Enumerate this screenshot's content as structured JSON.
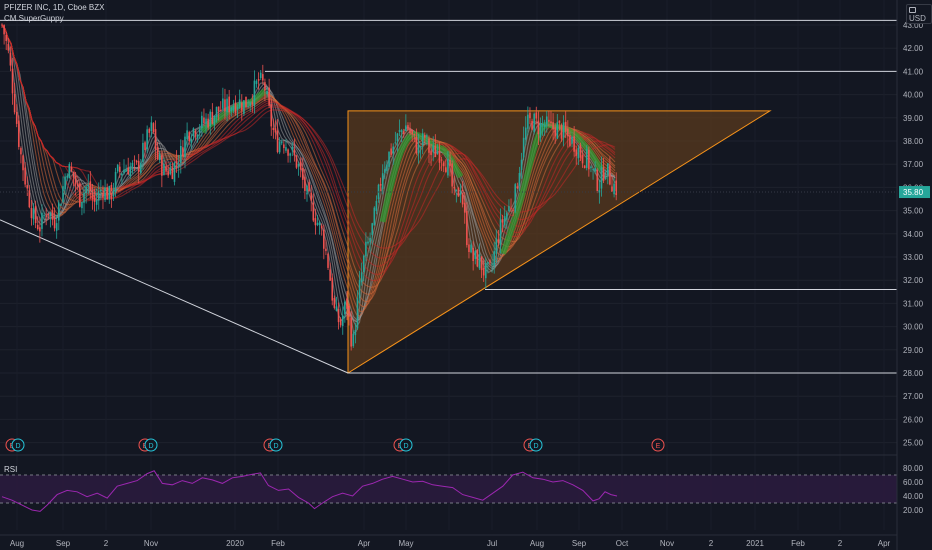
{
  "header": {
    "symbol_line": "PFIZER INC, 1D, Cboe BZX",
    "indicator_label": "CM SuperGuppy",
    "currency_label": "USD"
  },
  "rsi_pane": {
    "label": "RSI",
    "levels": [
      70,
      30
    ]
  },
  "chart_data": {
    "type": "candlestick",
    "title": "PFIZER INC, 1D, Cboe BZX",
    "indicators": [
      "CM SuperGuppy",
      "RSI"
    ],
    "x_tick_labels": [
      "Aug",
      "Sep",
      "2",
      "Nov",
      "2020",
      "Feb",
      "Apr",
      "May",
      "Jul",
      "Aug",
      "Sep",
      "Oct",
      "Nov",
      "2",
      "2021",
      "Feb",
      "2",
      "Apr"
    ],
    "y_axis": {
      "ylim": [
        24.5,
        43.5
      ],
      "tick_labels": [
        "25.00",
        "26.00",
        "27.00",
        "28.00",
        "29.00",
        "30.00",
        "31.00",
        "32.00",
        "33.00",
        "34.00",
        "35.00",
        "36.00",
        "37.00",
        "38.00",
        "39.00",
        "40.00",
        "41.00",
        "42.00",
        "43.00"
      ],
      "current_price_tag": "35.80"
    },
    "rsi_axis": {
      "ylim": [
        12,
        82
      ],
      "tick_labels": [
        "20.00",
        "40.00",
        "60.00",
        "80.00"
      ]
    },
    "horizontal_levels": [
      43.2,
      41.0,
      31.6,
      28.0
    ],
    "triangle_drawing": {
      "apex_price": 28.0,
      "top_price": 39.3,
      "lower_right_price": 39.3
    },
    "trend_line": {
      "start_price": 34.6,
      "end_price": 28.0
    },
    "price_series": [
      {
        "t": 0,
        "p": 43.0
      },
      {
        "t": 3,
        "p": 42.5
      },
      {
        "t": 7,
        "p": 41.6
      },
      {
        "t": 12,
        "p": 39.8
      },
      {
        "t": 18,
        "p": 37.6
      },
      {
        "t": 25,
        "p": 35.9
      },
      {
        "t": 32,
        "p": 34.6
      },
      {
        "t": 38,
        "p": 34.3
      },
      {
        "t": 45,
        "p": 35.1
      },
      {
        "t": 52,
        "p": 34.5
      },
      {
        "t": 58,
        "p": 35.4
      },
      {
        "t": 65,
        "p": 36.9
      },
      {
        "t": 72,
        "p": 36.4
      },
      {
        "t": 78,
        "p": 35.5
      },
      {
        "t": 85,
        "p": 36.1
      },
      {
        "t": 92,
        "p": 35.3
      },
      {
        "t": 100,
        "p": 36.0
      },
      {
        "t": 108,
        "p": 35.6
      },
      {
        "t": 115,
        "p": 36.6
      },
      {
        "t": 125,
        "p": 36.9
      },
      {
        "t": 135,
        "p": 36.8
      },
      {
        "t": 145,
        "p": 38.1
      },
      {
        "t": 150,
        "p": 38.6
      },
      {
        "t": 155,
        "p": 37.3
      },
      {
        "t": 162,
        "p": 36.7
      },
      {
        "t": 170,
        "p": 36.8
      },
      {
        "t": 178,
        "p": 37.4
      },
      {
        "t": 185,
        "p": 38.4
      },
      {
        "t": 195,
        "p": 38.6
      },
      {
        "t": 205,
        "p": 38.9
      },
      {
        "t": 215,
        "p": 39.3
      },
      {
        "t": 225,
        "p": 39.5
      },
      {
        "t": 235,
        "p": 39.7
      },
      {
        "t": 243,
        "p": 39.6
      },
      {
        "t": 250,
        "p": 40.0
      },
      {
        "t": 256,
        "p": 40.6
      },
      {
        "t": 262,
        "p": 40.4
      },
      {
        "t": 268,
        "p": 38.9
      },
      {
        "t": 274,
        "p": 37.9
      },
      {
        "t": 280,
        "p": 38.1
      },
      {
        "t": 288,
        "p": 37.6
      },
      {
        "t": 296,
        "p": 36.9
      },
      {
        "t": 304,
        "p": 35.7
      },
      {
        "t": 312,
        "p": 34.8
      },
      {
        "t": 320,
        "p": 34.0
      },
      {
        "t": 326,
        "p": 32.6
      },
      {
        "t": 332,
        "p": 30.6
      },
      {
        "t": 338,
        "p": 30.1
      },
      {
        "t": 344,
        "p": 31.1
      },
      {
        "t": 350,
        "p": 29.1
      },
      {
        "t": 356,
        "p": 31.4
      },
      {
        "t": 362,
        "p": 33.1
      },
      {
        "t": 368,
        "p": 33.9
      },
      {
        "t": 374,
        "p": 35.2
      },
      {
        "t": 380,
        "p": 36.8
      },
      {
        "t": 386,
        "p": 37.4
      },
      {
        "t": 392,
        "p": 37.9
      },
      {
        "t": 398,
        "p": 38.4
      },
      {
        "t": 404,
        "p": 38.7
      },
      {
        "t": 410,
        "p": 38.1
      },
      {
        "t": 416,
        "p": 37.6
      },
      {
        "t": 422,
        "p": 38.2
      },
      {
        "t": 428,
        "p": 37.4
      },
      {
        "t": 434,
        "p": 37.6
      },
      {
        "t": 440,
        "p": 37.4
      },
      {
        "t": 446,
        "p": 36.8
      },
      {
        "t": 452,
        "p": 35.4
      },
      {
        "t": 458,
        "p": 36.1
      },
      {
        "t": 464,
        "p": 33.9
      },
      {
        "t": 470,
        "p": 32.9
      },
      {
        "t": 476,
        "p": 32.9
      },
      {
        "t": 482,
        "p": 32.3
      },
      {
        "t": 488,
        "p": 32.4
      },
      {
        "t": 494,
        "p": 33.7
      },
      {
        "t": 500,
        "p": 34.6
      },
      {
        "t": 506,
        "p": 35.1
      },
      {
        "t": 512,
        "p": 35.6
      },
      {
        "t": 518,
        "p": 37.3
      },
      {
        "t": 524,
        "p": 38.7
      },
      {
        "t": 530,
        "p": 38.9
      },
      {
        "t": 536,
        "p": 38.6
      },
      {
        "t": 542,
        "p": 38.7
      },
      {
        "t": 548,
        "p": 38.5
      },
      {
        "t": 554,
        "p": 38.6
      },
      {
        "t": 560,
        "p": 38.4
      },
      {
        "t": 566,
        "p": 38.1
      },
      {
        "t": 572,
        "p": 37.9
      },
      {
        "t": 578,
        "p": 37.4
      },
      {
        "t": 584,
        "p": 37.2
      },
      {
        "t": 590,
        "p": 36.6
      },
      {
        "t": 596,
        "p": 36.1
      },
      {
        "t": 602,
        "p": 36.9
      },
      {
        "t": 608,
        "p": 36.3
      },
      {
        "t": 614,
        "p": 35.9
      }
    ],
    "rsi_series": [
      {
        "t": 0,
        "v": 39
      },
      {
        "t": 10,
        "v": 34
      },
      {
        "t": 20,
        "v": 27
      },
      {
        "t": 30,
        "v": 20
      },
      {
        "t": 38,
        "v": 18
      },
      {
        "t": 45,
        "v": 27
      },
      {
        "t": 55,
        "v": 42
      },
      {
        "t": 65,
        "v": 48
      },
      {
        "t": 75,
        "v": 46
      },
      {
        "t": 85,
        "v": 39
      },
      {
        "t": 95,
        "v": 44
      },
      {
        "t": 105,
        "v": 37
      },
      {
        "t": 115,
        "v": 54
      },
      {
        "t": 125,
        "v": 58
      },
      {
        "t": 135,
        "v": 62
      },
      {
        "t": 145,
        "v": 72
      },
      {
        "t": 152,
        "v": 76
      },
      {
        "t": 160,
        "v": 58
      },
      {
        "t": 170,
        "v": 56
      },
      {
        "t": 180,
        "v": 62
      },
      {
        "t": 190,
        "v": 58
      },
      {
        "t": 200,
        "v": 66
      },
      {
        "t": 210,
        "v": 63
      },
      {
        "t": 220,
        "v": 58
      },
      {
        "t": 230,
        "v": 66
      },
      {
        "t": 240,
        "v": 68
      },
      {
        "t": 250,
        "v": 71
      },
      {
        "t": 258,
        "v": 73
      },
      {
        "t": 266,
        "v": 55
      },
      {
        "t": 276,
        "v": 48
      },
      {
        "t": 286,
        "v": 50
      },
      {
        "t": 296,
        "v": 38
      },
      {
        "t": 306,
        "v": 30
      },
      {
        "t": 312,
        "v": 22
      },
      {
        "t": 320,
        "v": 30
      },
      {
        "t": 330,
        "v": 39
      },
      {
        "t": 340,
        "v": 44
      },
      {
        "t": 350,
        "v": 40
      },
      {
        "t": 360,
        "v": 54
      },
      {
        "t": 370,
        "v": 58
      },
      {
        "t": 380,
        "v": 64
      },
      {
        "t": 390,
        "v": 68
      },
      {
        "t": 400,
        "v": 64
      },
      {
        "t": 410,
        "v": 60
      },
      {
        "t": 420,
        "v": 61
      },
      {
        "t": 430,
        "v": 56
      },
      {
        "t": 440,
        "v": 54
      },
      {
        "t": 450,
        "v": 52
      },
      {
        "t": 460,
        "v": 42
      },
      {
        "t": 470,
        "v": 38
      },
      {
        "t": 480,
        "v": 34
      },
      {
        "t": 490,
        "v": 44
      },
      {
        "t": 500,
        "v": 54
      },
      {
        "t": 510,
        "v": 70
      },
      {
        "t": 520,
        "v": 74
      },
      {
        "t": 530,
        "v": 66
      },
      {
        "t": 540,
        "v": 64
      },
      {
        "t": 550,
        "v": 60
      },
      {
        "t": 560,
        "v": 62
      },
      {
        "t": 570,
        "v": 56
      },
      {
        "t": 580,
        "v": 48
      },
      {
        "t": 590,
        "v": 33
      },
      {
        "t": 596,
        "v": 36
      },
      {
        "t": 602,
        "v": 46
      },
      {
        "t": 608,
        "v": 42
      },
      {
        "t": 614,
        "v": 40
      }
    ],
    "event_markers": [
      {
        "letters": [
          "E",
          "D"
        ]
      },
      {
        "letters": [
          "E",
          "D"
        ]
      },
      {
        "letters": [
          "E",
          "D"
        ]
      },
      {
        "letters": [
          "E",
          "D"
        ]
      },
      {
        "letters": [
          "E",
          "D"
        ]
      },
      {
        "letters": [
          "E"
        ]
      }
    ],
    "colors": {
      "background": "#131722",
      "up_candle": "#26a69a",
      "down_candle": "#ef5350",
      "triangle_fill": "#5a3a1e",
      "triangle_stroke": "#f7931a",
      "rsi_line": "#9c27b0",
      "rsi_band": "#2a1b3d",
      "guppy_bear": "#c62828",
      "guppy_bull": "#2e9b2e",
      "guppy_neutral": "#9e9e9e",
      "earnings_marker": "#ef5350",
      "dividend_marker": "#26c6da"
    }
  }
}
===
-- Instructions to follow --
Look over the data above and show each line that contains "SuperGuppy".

-- Expected output --
    "indicator_label": "CM SuperGuppy",
      "CM SuperGuppy",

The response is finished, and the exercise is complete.